**Excerpts from an interface dataset:**
--------------------------------

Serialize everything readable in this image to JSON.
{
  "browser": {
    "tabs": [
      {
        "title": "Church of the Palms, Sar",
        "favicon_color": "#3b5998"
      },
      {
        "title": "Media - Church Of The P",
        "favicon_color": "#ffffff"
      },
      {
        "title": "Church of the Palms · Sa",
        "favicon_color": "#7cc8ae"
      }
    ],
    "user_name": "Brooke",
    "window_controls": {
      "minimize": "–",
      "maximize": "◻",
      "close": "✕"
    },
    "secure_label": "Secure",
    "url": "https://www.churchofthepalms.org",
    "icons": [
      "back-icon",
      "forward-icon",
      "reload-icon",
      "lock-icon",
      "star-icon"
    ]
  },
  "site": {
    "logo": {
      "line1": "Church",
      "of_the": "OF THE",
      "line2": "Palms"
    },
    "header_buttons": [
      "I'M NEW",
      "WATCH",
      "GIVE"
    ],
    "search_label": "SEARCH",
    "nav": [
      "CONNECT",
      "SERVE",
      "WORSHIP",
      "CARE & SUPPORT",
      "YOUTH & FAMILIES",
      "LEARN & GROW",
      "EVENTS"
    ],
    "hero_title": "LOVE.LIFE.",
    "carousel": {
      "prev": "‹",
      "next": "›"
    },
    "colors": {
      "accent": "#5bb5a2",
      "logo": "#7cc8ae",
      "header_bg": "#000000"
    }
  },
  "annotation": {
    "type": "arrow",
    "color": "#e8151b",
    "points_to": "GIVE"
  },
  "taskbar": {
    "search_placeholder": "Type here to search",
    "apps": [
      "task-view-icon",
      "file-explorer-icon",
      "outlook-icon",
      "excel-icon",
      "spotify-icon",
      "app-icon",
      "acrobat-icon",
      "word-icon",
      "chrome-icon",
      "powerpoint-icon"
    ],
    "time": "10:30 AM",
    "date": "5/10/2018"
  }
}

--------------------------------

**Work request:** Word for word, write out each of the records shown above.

**Response:**
Serialize everything readable in this image to JSON.
{
  "browser": {
    "tabs": [
      {
        "title": "Church of the Palms, Sar",
        "favicon_color": "#3b5998"
      },
      {
        "title": "Media - Church Of The P",
        "favicon_color": "#ffffff"
      },
      {
        "title": "Church of the Palms · Sa",
        "favicon_color": "#7cc8ae"
      }
    ],
    "user_name": "Brooke",
    "window_controls": {
      "minimize": "–",
      "maximize": "◻",
      "close": "✕"
    },
    "secure_label": "Secure",
    "url": "https://www.churchofthepalms.org",
    "icons": [
      "back-icon",
      "forward-icon",
      "reload-icon",
      "lock-icon",
      "star-icon"
    ]
  },
  "site": {
    "logo": {
      "line1": "Church",
      "of_the": "OF THE",
      "line2": "Palms"
    },
    "header_buttons": [
      "I'M NEW",
      "WATCH",
      "GIVE"
    ],
    "search_label": "SEARCH",
    "nav": [
      "CONNECT",
      "SERVE",
      "WORSHIP",
      "CARE & SUPPORT",
      "YOUTH & FAMILIES",
      "LEARN & GROW",
      "EVENTS"
    ],
    "hero_title": "LOVE.LIFE.",
    "carousel": {
      "prev": "‹",
      "next": "›"
    },
    "colors": {
      "accent": "#5bb5a2",
      "logo": "#7cc8ae",
      "header_bg": "#000000"
    }
  },
  "annotation": {
    "type": "arrow",
    "color": "#e8151b",
    "points_to": "GIVE"
  },
  "taskbar": {
    "search_placeholder": "Type here to search",
    "apps": [
      "task-view-icon",
      "file-explorer-icon",
      "outlook-icon",
      "excel-icon",
      "spotify-icon",
      "app-icon",
      "acrobat-icon",
      "word-icon",
      "chrome-icon",
      "powerpoint-icon"
    ],
    "time": "10:30 AM",
    "date": "5/10/2018"
  }
}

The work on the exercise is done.